Instrumental and classroom teachers
Both of us very much hope that other teachers and their pupils will choose to take part, as it will provide the perfect opportunity for all young pianists to be involved in composing as part of their learning journey, promoting creativity, musicianship and self-expression. It could perhaps be a goal for those learning how to compose for the piano in a classroom setting, as well as for those receiving individual lessons? Indeed I am delighted to have discovered that a head of a school music department is encouraging pupils to enter the festival as a project for lockdown!
Involving contemporary composers
Compose Yourself! will include both competitive and non-competitive classes, and each entrant will receive an encouraging comment sheet from the composer June Armstrong, this year’s adjudicator, along with a certificate. One particularly exciting aspect of the festival is the involvement of a wonderful group of leading contemporary composers. All entrants will receive a piece of music specially written by one of these composers to suit their performance level. We hope that this will help inspire pupils to continue composing and is an extension of the idea of sharing music-from student to published composer.
Sponsorship and support
We have also been very fortunate to have the support of publishers in giving music as prizes, such as Faber and Trinity College London, and the generous sponsorship of The European Piano Teachers’ Association.
Compose Yourself! information
The Compose Yourself! website has articles and free printable resources to support teachers wanting to introduce composition to their pupils in a simple and engaging way. For more information on how to enter and to register your interest please visit the dedicated Compose Yourself! website.

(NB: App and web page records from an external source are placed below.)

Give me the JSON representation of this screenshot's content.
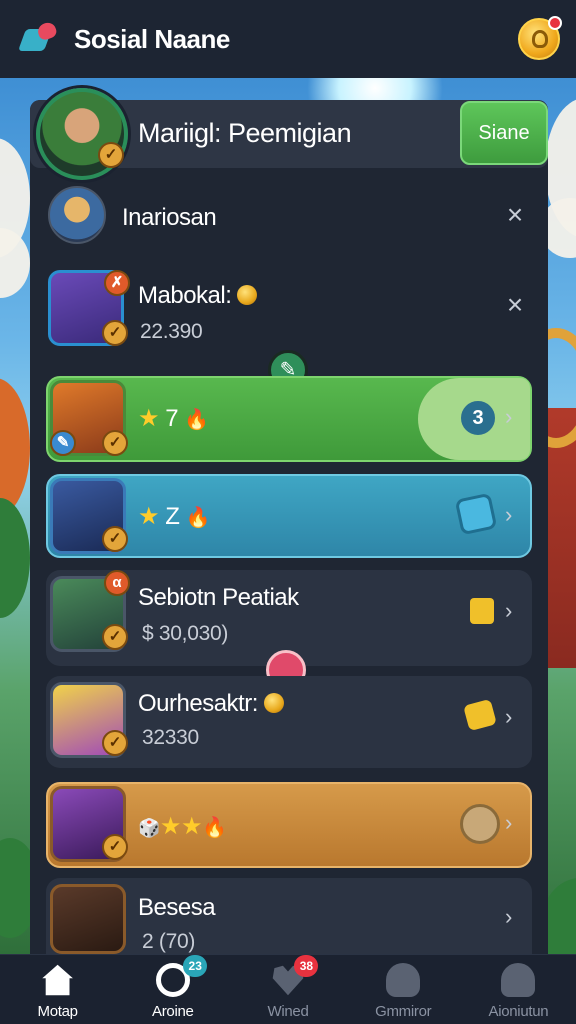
{
  "app": {
    "title": "Sosial Naane"
  },
  "header": {
    "name": "Mariigl: Peemigian",
    "action_label": "Siane"
  },
  "rows": [
    {
      "name": "Inariosan",
      "action": "×"
    },
    {
      "name": "Mabokal:",
      "value": "22.390",
      "action": "×"
    },
    {
      "stars_text": "7",
      "icon": "badge-3-icon"
    },
    {
      "stars_text": "Z",
      "icon": "tiles-icon"
    },
    {
      "name": "Sebiotn Peatiak",
      "value": "$ 30,030)"
    },
    {
      "name": "Ourhesaktr:",
      "value": "32330"
    },
    {
      "icon": "chat-icon"
    },
    {
      "name": "Besesa",
      "value": "2 (70)"
    }
  ],
  "bottom_nav": [
    {
      "label": "Motap",
      "icon": "home-icon",
      "active": true
    },
    {
      "label": "Aroine",
      "icon": "timer-icon",
      "badge": "23"
    },
    {
      "label": "Wined",
      "icon": "heart-icon",
      "badge": "38"
    },
    {
      "label": "Gmmiror",
      "icon": "bag-icon"
    },
    {
      "label": "Aioniutun",
      "icon": "profile-icon"
    }
  ],
  "colors": {
    "accent_green": "#4fae45",
    "accent_blue": "#3796ba",
    "accent_orange": "#c98a3c",
    "bg": "#1f2633"
  }
}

Lindsey grew up in Cardiff and Leeds and then spent four years studying at the Royal Academy of Music. After a brief period of working as a classroom music teacher, she decided to refocus on piano teaching. Since then, she has followed this path, together with that of performing, amassing some thirty-five years of experience. In 2002 Lindsey became employed by Queen Elizabeth Grammar School and Wakefield Girls’ High School, where she continues to have a busy and thriving teaching practice.
Lindsey has become well known for her innovative approaches to improving key skills whilst maintaining enjoyment for her students. She is the composer of FunKey! a series of books designed to improve piano students’ sight-reading skills using jazz based material and Jazz Keys, its counterpart, for flute. In 2017 her suite of piano pieces entitled, All the Fun of the Fair, suitable for intermediate and advanced students, was published. This was followed in 2018 by a set of advanced pieces entitled Vignettes, and then by Jazzagility! a series of graded piano technique books in the jazz idiom.
Alison is a pianist, composer and teacher with a thriving private teaching practice in Surrey. After graduating from the Royal College of Music, she went on to complete a masters’ degree at Surrey University with the philosophy of music at the heart of her studies.
Alison’s interest in composition grew out of a desire to provide her students with imaginative music to play that would give them the opportunity to explore the full range and sonority of the piano whilst exploring different techniques. Her published work includes a varied portfolio of educational books, such as Doodles 1 and 2 and Treasure Trove, as well as commissions from ABRSM, Trinity College London and Breitkopf & Härtel. Alison has also had works included in the exam syllabi for ABRSM and RIAM and has contributed to several anthologies.